■ Data about app and page elements ■
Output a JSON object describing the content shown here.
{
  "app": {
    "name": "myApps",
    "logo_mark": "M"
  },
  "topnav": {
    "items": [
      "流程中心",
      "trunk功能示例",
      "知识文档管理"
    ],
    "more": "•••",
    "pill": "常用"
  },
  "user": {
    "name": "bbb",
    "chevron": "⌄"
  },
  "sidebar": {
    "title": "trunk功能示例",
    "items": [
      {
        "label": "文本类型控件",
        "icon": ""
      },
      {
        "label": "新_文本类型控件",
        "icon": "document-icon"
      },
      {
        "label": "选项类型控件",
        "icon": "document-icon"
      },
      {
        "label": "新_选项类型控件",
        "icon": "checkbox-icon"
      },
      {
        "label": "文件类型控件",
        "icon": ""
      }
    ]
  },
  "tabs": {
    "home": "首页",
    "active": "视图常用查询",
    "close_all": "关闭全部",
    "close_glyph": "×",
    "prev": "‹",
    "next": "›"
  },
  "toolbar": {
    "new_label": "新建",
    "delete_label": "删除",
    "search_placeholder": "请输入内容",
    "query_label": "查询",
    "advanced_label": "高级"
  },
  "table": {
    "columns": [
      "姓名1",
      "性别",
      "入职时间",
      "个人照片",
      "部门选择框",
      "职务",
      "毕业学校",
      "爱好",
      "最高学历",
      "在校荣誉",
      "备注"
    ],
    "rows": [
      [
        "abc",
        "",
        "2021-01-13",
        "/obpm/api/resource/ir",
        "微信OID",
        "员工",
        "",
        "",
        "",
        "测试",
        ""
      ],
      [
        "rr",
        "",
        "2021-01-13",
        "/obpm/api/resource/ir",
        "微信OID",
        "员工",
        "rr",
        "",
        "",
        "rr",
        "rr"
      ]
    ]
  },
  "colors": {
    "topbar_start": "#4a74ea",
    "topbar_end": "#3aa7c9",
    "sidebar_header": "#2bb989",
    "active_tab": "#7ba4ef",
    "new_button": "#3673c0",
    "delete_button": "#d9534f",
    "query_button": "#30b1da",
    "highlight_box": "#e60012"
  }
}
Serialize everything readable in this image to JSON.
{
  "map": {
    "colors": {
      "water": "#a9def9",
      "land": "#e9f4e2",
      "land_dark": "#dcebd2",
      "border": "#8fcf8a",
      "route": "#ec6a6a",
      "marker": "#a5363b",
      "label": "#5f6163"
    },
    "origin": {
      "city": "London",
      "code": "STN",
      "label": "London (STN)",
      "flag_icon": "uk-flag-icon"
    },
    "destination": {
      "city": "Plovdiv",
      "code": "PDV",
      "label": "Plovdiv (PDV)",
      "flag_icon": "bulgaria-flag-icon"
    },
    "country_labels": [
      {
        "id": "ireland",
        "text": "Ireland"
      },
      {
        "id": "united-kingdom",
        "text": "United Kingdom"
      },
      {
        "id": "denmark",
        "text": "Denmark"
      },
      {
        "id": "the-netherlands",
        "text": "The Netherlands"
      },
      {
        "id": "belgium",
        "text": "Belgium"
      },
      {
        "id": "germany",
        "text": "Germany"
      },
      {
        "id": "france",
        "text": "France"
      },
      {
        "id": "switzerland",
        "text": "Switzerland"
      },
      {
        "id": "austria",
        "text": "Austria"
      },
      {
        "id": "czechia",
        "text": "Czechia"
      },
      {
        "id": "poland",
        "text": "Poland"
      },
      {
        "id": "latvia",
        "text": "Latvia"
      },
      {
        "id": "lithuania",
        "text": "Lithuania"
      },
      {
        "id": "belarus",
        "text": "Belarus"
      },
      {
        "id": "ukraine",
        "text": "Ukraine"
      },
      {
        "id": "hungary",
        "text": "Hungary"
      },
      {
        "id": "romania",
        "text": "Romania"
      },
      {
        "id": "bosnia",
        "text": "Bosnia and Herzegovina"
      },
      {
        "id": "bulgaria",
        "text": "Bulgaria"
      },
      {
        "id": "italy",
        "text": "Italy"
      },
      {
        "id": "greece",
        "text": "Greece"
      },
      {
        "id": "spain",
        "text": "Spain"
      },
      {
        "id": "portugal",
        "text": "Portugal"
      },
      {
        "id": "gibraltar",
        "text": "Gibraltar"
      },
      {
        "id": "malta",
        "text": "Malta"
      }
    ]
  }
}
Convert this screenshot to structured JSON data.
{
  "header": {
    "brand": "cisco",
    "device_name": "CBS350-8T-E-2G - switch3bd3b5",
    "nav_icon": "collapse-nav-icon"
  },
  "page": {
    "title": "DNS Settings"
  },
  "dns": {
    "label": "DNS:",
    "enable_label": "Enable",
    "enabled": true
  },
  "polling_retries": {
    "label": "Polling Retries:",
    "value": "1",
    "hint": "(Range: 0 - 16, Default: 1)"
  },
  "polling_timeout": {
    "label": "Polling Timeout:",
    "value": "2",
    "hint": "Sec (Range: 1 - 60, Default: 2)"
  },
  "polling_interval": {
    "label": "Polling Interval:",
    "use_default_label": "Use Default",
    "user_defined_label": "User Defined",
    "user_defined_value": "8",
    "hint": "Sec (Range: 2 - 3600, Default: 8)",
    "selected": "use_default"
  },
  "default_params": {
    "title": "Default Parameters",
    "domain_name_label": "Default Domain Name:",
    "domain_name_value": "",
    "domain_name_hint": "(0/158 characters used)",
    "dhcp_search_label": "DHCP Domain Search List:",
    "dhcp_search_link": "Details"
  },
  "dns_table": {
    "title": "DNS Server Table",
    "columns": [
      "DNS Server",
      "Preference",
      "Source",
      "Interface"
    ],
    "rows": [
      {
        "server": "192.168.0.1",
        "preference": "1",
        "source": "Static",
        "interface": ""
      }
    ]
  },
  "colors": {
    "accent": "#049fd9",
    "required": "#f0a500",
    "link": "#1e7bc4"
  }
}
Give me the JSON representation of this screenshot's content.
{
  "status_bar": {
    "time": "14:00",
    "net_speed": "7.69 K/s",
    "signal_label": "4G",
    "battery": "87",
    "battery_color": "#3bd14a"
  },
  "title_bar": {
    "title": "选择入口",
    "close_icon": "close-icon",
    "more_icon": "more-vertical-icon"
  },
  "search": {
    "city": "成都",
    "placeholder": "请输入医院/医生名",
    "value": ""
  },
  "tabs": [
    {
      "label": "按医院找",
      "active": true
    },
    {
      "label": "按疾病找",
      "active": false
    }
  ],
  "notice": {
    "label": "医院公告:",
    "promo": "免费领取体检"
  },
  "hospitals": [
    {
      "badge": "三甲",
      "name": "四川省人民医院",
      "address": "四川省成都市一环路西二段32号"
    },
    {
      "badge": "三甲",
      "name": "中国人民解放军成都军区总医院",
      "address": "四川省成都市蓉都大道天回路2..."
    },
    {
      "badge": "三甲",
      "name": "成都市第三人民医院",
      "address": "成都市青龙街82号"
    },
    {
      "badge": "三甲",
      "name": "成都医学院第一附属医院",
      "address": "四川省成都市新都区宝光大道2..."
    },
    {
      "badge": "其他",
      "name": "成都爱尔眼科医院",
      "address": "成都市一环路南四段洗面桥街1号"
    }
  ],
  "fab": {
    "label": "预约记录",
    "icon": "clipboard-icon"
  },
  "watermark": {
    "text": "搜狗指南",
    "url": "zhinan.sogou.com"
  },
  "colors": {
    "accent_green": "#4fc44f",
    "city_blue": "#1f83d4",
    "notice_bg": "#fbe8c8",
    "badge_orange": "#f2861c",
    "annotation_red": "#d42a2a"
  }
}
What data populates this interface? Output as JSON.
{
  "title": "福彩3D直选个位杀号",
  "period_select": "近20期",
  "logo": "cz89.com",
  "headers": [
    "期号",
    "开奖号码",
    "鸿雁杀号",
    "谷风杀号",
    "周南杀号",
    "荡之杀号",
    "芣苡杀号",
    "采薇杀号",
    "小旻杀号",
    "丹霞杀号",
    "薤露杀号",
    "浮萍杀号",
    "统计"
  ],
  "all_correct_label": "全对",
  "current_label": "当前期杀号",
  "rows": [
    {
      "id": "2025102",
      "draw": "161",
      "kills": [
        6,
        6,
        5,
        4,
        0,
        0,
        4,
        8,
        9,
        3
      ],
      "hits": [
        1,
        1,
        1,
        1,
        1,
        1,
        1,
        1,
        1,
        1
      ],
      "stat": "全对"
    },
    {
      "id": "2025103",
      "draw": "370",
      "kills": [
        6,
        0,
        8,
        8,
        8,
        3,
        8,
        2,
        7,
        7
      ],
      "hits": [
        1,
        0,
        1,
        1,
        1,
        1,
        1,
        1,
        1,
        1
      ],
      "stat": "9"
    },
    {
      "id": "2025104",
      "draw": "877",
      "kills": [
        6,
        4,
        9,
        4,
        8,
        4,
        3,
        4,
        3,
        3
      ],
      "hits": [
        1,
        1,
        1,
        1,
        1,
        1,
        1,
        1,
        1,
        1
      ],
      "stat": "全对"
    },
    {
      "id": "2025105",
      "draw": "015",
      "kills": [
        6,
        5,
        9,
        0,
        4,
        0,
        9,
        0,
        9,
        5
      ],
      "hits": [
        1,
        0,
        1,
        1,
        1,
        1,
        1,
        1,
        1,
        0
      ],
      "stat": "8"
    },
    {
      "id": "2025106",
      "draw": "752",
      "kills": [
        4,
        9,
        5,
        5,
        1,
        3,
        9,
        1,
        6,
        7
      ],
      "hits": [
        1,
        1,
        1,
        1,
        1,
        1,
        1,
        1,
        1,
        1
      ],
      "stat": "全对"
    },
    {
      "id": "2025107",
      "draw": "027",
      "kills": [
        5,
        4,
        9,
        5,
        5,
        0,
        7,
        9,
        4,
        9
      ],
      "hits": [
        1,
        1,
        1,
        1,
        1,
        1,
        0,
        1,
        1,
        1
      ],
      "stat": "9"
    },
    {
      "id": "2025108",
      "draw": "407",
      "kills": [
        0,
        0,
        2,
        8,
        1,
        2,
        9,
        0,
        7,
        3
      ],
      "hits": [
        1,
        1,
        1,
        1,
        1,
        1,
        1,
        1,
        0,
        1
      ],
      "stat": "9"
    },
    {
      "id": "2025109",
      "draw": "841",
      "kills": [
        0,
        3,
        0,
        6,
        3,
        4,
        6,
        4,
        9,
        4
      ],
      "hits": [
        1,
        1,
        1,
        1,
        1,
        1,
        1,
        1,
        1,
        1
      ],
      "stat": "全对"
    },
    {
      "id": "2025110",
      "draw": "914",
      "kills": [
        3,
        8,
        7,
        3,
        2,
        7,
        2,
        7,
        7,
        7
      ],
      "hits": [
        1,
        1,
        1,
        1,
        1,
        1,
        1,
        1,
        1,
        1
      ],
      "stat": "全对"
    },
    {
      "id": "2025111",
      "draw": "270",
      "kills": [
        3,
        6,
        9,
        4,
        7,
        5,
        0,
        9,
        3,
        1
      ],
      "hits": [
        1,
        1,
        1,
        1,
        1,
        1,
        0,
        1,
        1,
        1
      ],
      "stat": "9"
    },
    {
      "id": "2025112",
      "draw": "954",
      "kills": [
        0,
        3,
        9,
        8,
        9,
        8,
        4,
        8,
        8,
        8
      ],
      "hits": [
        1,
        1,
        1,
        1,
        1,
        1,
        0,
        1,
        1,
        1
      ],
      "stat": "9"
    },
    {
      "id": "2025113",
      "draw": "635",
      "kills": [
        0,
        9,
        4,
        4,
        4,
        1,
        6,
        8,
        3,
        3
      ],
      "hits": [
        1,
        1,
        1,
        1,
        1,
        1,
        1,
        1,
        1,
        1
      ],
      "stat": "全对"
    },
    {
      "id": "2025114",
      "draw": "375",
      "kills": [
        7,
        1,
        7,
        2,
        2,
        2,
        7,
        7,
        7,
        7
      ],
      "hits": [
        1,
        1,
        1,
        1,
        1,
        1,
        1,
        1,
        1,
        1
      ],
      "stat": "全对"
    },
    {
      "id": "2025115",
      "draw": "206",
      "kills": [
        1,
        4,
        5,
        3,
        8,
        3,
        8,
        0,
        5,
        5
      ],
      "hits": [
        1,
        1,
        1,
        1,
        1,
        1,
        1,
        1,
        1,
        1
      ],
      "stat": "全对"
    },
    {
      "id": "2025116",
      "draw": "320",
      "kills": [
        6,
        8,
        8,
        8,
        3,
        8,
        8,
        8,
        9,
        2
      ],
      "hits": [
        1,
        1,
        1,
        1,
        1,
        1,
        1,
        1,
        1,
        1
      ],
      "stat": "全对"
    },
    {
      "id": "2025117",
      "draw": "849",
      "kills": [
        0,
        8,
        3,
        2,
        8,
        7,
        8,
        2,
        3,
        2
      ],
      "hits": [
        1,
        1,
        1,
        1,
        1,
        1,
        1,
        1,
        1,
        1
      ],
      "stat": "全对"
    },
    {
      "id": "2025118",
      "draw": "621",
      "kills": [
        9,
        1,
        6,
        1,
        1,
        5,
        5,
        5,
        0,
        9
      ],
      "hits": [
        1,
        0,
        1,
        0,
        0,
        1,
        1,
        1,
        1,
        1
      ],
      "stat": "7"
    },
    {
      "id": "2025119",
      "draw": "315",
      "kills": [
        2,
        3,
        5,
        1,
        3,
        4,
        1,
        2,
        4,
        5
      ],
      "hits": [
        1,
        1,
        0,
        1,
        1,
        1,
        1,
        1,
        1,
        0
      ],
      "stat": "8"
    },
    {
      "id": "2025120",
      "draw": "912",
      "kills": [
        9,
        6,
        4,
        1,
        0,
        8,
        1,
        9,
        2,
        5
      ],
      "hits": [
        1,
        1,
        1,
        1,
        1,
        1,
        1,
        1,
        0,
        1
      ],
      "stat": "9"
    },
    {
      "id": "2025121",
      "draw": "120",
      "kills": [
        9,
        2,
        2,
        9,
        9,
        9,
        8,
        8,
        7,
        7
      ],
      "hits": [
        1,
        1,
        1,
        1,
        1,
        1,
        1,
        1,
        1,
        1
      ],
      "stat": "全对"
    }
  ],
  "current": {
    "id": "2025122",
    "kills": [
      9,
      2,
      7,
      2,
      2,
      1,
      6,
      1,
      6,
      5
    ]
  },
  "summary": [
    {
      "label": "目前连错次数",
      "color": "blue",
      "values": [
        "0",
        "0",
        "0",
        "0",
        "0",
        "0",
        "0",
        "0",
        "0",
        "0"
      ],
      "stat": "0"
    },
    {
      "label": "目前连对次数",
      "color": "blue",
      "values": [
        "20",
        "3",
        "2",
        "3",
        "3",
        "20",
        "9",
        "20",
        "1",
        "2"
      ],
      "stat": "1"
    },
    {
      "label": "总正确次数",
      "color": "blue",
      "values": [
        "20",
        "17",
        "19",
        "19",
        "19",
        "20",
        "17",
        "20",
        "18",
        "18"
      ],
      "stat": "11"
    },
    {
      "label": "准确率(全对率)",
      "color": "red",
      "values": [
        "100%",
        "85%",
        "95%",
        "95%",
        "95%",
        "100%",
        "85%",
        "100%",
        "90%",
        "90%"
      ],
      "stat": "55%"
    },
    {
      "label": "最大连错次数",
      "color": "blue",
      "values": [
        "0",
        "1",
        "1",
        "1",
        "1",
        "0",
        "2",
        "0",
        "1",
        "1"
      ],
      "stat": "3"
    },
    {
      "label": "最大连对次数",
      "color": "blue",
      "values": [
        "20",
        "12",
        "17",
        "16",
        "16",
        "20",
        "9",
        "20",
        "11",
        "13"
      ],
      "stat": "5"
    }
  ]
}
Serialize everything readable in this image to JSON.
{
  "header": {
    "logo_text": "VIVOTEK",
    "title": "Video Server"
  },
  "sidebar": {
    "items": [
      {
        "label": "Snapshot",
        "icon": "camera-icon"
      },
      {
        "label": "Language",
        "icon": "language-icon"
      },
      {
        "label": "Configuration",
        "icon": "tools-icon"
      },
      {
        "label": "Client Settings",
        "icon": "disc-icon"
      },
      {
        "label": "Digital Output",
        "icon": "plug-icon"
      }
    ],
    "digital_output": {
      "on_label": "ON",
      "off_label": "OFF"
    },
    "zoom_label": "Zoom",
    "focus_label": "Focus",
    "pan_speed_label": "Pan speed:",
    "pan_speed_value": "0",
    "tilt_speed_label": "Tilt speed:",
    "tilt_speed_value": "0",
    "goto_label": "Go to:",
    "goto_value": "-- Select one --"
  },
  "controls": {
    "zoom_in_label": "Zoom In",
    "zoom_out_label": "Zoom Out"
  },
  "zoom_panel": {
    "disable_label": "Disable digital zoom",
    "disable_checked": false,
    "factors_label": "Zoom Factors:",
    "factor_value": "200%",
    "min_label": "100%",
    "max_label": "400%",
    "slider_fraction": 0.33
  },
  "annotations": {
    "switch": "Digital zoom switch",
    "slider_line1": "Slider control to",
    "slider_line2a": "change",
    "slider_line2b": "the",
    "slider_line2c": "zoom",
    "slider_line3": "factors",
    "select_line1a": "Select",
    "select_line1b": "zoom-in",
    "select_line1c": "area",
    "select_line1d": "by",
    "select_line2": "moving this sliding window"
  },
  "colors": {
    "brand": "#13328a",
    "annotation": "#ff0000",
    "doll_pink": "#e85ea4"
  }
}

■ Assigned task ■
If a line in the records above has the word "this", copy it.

■ Solution to the problem ■
Serialize everything readable in this image to JSON.
Convert this screenshot to structured JSON data.
Give me the JSON representation of this screenshot's content.
What data populates this interface? Output as JSON.
Serialize everything readable in this image to JSON.
    "select_line2": "moving this sliding window"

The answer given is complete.